1) Home Office

If you have space in your home that you use exclusively for working on your business, the bills for utilities, homeowners association fees, homeowners insurance, mortgage interest, property taxes, and general repairs and maintenance are deductible for that portion of the home. The percentage of square footage of your office space divided by the total square footage of your home is the percentage that is tax deductible.


2) Meals

Do you find yourself talking about your business while you’re eating? Great news! The IRS allows taxpayers to deduct 50% of their business meals with customers, clients, or employees. Transportation costs to and from a business meal maybe 100% or 50% deductible depending on the facts. Beware, under the new Tax Cut and Jobs Act, entertainment deductions are no longer deductible.


3) Retirement Funds

There are several retirement funds that business owners can use for their employees and themselves to reduce their tax liability. For instance, the maximum contribution for a 401(k), which is an employer-sponsored plan is $18,500 with a $6,000 catch up for participants 50 or older. Self-directed individual retirement accounts allow you to $5,000 or $6,500 if you are 50 or older. For all these strategies, we recommend that you speak with a tax professional that knows your specific situation to provide you guidance to implement these strategies.


5 IRS Red Flags

  1. Not Reporting All Taxable Income

The IRS receives copies of all the 1099s and W-2s and has a good sense of what your income should be for the year. If there is a mismatch between the income the IRS has recorded in their systems and what you report on your tax return, that’s an automatic red flag. If you happen to receive an inaccurate 1099, be sure to contact the issuer as soon as possible and request that they file a corrected form with the IRS.

     2. Taking Higher-than-Average Deductions

Many people attempt to take excessive business tax deductions to reduce their taxable income. The IRS is fully aware of this behavior and is on the lookout for individuals abusing this tax advantage. Common areas of abuse include meals and travels which are often personal. Additionally, the 2017 Tax Cuts and Jobs Act (TCJA) no longer allows expenses for entertainment, so be sure to exclude them from your deductions.

     3. Writing Off Losses for a Hobby

By definition, the IRS defines a trade or business as any activity carried on for the production of income from selling goods or performing services. As such, the IRS expects your trade or business to generate profit three out of every five years (or two out of seven years for horse breeding). The IRS knows that many individuals create a business entity in hopes of taking deductions and reducing taxable income.

     4. Claiming 100% Business Use of a Vehicle

As you can imagine, using your vehicle 100% for business is rare, and the IRS knows that this is an area for abuse.

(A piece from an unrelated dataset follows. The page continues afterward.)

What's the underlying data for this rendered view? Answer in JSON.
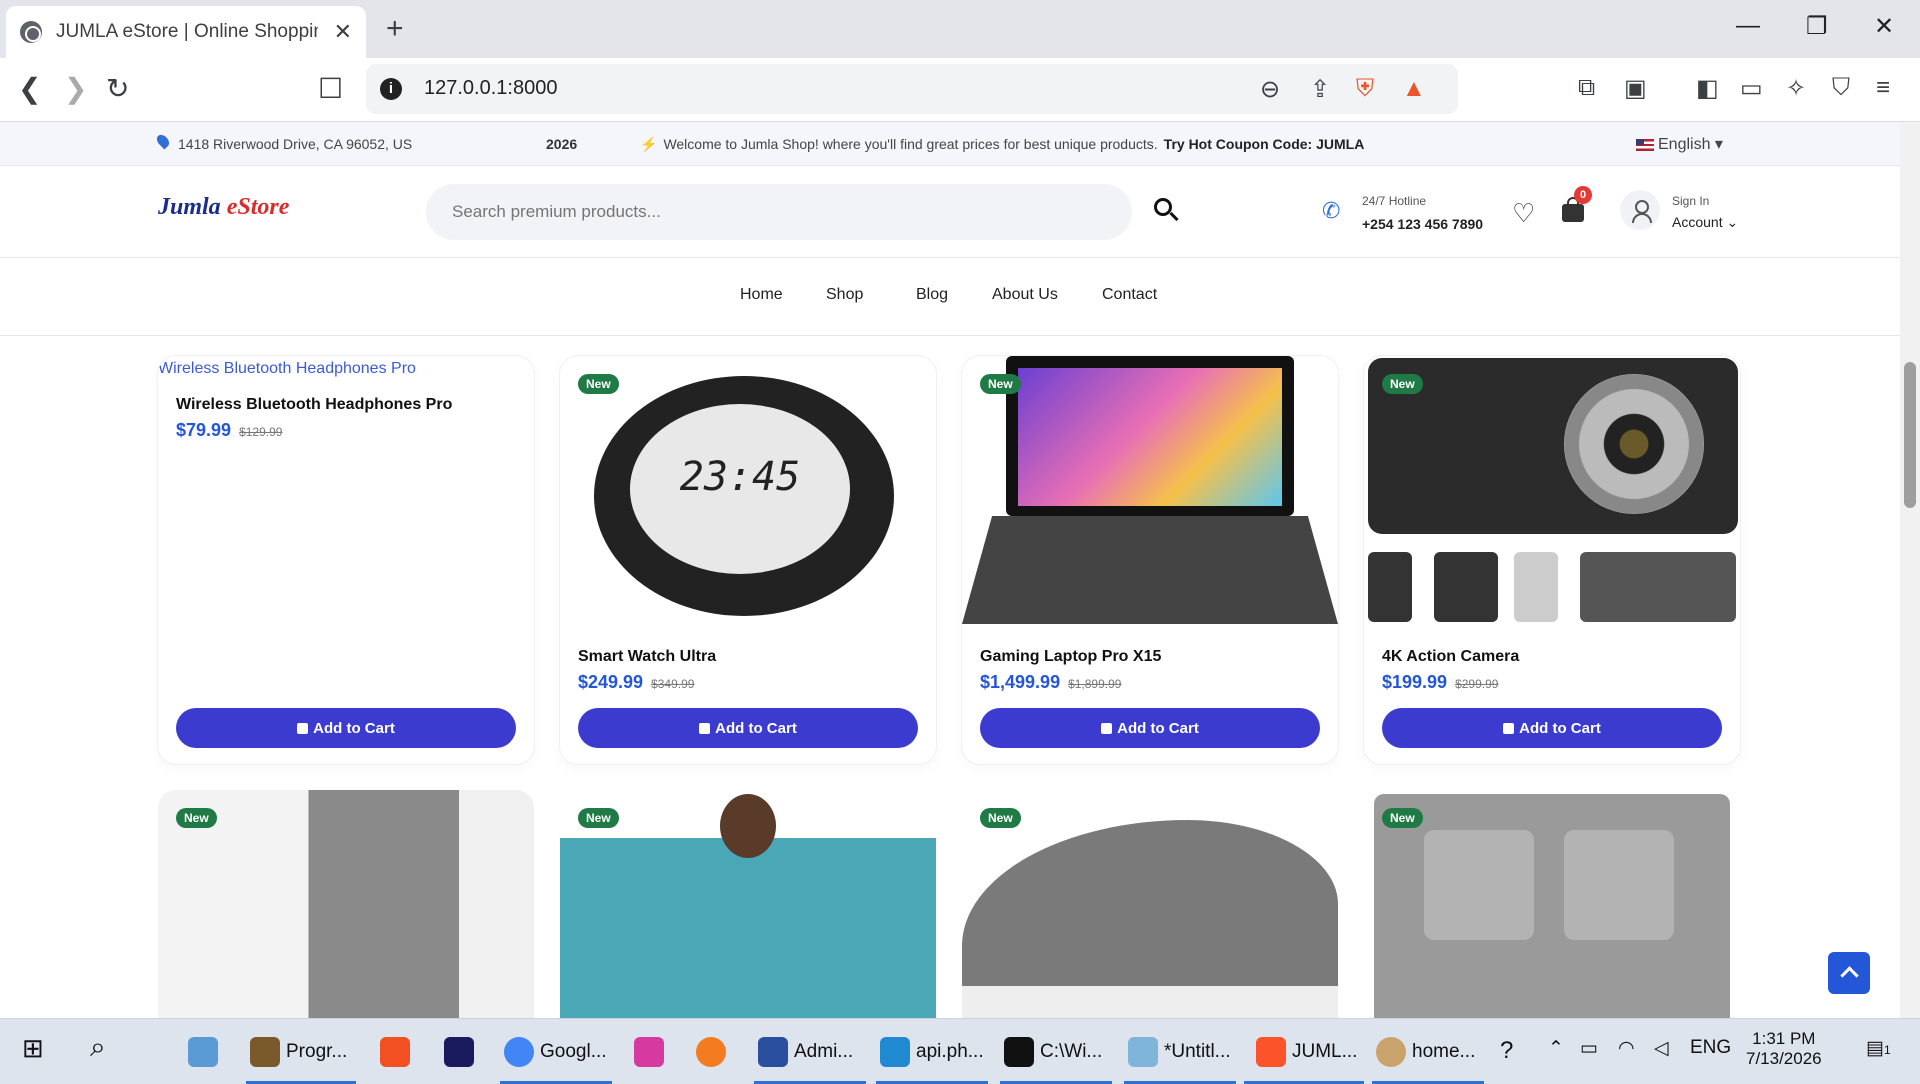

If you use a vehicle exclusively for business, be sure to keep detailed mileage logs, calendar entries of business activity, and the purpose for travel. Additionally, if you use the IRS’s standard mileage rate, you can’t claim maintenance and insurance since these are calculated in the rate.

     5. Giving too much to charity

Though you may be very generous, giving more than average to a charity may trigger a red flag. The IRS has a good sense of what people in your income level tend to contribute to charity. This is not to discourage you from giving, as long as you maintain detailed and accurate documentation of your contributions you should be fine.